Incidences of liver abscesses are greater in steers than in heifers, probably due to the higher feed consumption and acidosis risk for steers. Regarding genetics, finished Holstein steers are associated with a greater probability of liver abscesses than other breeds. This more likely a result of management than genetics, as large-framed Holsteins are fed high-energy diets for longer periods than beef breeds. In recent years, greater numbers of feeder cattle have been coming from dairies. Following these calves through slaughter indicates that liver abscesses can be formed during both the growing and finishing phases. Decreasing the incidence of liver abscesses in dairy-cross calves requires minimizing acidosis and increasing the health of the rumen epithelium. A recent scientific review indicated that the prevalence of liver abscesses is regionally based. The greatest incidence is associated with Kansas, eastern Colorado and western Nebraska, whereas cattle fed in the Midwest and the desert Southwest are at less of a risk.
Liver abscesses have a significant economic impact on the beef industry. Presently, packers will ask cattle feeders to make corrective management decisions when liver condemnation reaches or exceeds an acceptable threshold. The lost revenue from reduced liver sales, lost tonnage due to additional carcass trimming and the slowing of plant processing speeds are major concerns for packers. Economic losses for cattle feeders will usually be restricted to lost animal performance, lighter slaughter weights and extended days on feed. However, cattle feeders selling in-the-meat will have added discounts from increased carcass trim.

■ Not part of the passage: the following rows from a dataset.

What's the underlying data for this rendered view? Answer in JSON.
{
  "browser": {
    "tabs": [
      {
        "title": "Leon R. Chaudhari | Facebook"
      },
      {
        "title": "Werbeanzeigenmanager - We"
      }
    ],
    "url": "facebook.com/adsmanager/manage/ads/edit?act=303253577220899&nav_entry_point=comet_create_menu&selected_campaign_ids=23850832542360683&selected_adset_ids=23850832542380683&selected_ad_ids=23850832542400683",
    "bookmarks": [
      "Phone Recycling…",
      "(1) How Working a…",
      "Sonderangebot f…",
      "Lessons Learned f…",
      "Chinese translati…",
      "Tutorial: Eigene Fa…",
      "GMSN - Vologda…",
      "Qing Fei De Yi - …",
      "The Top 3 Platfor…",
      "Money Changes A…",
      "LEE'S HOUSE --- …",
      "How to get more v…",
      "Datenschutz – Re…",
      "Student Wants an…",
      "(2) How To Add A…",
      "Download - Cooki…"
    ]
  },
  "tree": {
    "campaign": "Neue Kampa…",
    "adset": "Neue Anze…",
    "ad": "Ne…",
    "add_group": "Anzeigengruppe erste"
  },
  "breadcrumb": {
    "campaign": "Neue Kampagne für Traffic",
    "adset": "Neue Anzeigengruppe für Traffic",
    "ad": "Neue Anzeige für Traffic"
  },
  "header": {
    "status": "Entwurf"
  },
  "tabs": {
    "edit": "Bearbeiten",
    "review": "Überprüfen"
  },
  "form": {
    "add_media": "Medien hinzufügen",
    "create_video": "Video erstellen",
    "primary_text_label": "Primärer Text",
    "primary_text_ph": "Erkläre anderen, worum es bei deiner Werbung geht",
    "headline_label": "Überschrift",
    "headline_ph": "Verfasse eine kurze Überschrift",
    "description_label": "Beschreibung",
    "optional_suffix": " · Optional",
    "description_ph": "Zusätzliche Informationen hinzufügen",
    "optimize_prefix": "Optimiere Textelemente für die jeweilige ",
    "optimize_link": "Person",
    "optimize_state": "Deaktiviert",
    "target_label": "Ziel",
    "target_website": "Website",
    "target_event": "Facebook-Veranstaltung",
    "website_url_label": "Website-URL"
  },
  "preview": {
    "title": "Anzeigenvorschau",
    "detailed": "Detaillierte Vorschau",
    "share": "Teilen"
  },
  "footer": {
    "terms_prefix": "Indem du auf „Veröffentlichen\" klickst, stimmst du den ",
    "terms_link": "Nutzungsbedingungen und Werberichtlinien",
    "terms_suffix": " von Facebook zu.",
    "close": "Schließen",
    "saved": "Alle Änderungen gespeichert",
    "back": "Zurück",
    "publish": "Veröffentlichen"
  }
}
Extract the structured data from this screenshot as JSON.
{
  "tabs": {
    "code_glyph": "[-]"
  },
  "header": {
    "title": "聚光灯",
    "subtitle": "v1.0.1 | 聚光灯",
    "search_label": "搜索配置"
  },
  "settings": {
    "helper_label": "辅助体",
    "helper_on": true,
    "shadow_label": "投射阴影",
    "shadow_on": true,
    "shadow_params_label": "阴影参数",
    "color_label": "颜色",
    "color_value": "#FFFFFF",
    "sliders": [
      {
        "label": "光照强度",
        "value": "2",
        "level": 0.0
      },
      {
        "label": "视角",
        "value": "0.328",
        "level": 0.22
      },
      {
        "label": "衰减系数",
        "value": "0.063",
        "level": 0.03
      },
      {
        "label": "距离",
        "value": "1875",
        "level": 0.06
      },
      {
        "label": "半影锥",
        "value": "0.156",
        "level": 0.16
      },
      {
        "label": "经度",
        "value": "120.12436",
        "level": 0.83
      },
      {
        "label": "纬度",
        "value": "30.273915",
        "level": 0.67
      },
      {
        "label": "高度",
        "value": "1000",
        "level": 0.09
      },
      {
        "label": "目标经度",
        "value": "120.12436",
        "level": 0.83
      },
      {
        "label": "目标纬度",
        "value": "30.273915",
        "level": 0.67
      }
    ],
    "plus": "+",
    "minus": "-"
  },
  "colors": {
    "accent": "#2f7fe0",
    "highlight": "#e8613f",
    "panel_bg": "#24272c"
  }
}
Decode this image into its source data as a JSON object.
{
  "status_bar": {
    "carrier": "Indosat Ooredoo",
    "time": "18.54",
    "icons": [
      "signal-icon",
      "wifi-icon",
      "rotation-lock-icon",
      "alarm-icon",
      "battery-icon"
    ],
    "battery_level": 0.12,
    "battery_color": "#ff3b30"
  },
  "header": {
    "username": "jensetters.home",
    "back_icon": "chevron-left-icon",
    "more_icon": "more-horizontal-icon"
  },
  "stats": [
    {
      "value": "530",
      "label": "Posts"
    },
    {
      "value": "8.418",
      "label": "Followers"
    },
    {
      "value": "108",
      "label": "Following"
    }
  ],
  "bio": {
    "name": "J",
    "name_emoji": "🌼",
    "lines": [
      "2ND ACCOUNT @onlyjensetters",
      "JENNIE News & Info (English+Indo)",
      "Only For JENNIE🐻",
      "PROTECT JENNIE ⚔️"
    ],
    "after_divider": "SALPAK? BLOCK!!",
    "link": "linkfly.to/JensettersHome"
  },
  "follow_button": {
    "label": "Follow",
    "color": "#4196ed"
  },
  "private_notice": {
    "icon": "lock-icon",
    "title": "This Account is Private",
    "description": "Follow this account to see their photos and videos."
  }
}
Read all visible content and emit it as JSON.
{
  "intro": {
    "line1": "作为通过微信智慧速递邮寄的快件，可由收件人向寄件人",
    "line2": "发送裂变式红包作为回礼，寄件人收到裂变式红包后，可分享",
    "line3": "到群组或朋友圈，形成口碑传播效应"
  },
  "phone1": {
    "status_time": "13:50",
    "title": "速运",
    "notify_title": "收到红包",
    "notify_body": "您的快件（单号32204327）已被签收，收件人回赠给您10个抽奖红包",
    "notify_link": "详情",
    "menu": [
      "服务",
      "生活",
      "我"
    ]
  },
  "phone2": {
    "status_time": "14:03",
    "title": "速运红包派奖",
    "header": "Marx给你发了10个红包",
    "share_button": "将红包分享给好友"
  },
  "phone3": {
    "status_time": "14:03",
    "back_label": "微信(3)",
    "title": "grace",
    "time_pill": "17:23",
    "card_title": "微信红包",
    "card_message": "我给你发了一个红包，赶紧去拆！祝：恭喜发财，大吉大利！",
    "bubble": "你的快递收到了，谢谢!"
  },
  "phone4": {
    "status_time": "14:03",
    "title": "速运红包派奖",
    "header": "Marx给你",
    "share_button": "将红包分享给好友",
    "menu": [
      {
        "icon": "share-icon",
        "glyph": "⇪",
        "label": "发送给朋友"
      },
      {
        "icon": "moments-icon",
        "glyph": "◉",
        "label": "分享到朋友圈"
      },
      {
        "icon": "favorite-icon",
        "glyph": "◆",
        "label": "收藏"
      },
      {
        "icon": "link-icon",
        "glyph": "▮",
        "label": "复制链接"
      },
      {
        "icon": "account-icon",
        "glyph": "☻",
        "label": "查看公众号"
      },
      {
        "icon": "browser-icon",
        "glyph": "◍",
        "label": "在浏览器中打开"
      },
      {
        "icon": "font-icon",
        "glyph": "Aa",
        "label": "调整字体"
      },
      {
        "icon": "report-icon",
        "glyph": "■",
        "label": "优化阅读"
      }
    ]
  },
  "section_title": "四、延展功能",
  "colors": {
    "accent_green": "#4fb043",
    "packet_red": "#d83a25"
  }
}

Traditionally, cattle feeders use nutritional management and antibiotics to minimize liver abscessation. Tylosin phosphate, a macrolide antibiotic, is approved for cattle diets to reduce the incidence of liver abscesses, and it is estimated that more than 70% of cattle in large commercial feedlots receive tylosin for this purpose. Chlortetracycline is also approved for controlling liver abscesses, but it is not commonly used for this purpose. Public concern continues to grow about feeding antibiotics and their impact on microbial resistance. Scrutiny over the use of medically important antimicrobials in livestock production has led the European Union to ban feeding tylosin. In the United States, its use is now under veterinary oversight with a Veterinary Feed Directive (VFD). A vaccine is available to inhibit Fusobacterium necrophorum, but it has not been widely adapted by the industry.
In closing, liver abscesses are a problem centered around high-starch finishing rations. Abscesses are primarily caused by a cascade of events, beginning with ruminal acidosis, and ending with a bacterial infection in the liver tissue. Dietary forages that provide rumen scratch factor and the proper grain processing are important factors in preventing liver abscesses. Presently, cattle feeders can feed antibiotics to reduce the incidence of liver abscesses, but this may change in the future.